No less crucial, however, is the student experience. “Financial aid is an incredibly important priority for us all at all levels,” says Garrett. “But I want to think about the student experience beyond the financials. So it means going into more interactive classrooms, and using faculty  more as facilitators and less as lecturers, and allowing students to apply what they’ve learned in the classroom in the real world. A lot of that will happen outside the class. That costs money. It’s a big financial commitment to do that kind of thing and we are in a position to do that.”

Garrett is betting especially big on experiential learning. “I think we are at the beginning stages of a process where there will be more learning by doing than learning by studying,” he maintains. “All of the stuff that used to be non-core is becoming more core. I think it’s what our students want. They want to learn some core skills, but they absolutely want to apply them. The two most obvious places we do experiential learning is in leadership and entrepreneurship. Eric Bradlow (faculty director and co-founder of Wharton’s Customer Analytics Initiative) wants to do learning by doing analytics for hundreds of our students (see Wharton’s Big Bet On Analytics). We can do that. If we can have our students working on real projects with real companies using real data that is better education, in my estimation. It is not reducing in absolute terms the in-class learning. It’s that we are adding more and more outside.”

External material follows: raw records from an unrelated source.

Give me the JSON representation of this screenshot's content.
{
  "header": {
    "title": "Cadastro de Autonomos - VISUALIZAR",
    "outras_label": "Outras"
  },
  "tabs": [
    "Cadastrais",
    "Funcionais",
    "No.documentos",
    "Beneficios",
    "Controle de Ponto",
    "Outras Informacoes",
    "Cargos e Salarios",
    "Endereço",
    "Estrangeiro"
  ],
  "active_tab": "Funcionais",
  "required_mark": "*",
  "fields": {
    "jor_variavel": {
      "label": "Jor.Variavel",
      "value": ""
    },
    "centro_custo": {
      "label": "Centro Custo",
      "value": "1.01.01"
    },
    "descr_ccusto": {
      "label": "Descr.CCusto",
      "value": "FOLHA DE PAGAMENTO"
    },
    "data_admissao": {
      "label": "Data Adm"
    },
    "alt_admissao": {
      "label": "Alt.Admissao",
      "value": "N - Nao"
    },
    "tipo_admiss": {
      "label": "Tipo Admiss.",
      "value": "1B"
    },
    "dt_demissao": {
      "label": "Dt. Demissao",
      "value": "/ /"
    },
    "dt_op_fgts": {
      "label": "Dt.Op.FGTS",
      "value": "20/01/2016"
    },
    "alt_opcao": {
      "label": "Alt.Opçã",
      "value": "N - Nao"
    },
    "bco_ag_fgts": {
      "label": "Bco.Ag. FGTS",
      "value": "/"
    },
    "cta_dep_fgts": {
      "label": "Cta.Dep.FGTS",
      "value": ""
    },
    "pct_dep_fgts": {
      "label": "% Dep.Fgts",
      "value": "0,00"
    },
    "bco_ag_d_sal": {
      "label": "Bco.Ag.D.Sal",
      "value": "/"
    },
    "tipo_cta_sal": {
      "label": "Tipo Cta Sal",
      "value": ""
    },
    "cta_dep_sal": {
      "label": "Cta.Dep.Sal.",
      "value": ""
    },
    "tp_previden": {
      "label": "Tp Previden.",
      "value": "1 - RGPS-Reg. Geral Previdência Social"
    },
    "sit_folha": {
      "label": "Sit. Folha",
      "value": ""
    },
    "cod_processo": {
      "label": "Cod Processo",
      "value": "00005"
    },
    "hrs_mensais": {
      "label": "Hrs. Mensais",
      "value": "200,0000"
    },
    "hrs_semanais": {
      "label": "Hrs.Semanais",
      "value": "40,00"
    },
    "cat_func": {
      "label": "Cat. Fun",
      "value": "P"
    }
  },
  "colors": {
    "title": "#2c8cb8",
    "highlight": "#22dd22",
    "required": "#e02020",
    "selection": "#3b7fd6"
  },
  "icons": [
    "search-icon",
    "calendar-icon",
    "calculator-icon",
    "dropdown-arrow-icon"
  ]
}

Questions about this article? Email us or leave a comment below.